Evaluation of the effect of Withania somnifera root extracts on cell cycle and angiogenesis.

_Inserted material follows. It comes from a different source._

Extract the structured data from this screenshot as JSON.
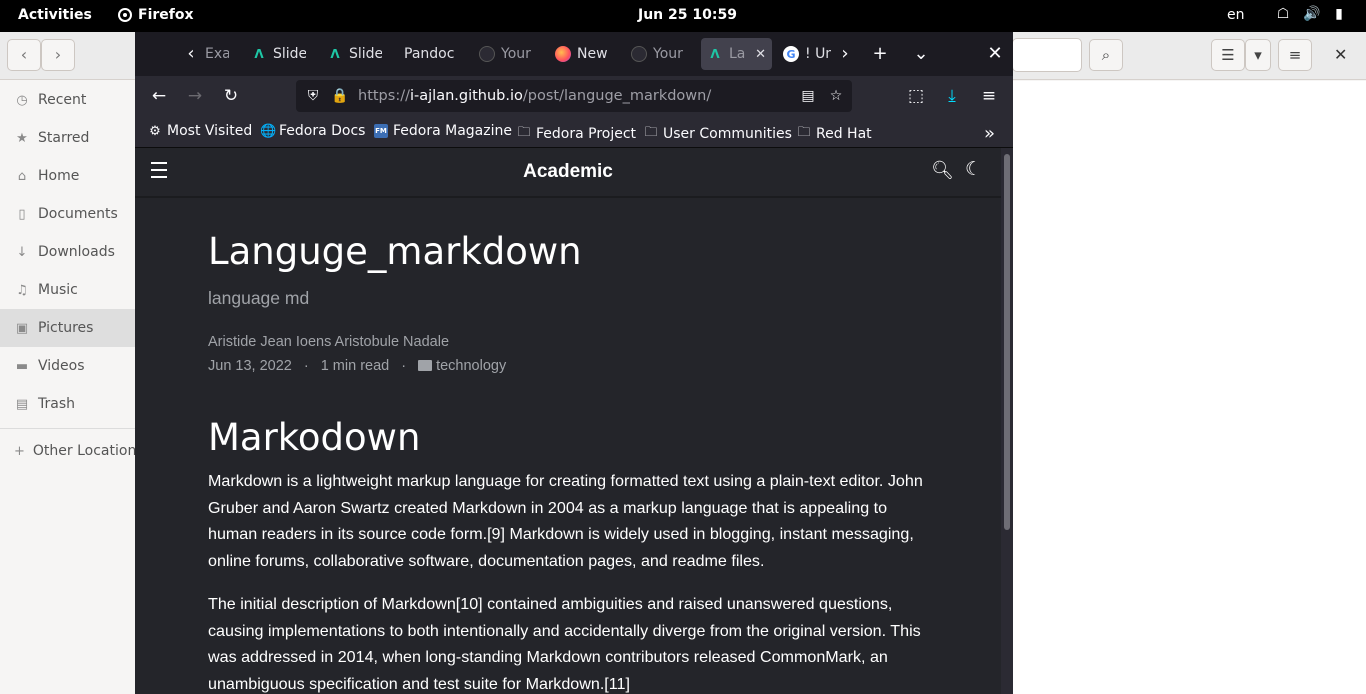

In the Indian System of Medicine, the medicinal plant, Withania somnifera Dunal (Solanaceae) finds application for numerous ailments including cancer. This study explores the mechanism(s) underlying this property. The hydroalcoholic extract of the roots (WS) was partitioned between chloroform (WS-chloroform) and water (WS-water). Further, WS-chloroform was fractionated (A1-A12) by reverse-phase column chromatography and their withanolide content was quantified by high-performance liquid chromatography (HPLC). Preliminarily, the anti-proliferative activity of all the extracts and fractions was screened against human laryngeal carcinoma (Hep2) cells by microculture tetrazolium assay (MTT). Two extracts (WS and WS-chloroform) and three fractions (A4, A5 and A6) negatively affected Hep2 viability at the concentration of 25mug/ml and these were further investigated pharmacologically. Flow cytometry revealed cell cycle block and accumulation of hypoploid (sub G1) cells as the mode of anti-proliferative activity of all but A4. Their anti-angiogenic potential was investigated by a chickchorio-allantoic membrane (CAM) wherein a significant inhibition (p<0.0001) of vascular endothelium growth factor (VEGF), induced neovascularization was recorded. The effect was confirmed in vivo by mouse sponge implantation method. These findings suggest that the roots of Withania somnifera possess cell cycle disruption and anti-angiogenic activity, which may be a critical mediator for its anti-cancer action.
J Ethnopharmacol. 2006 Jan 9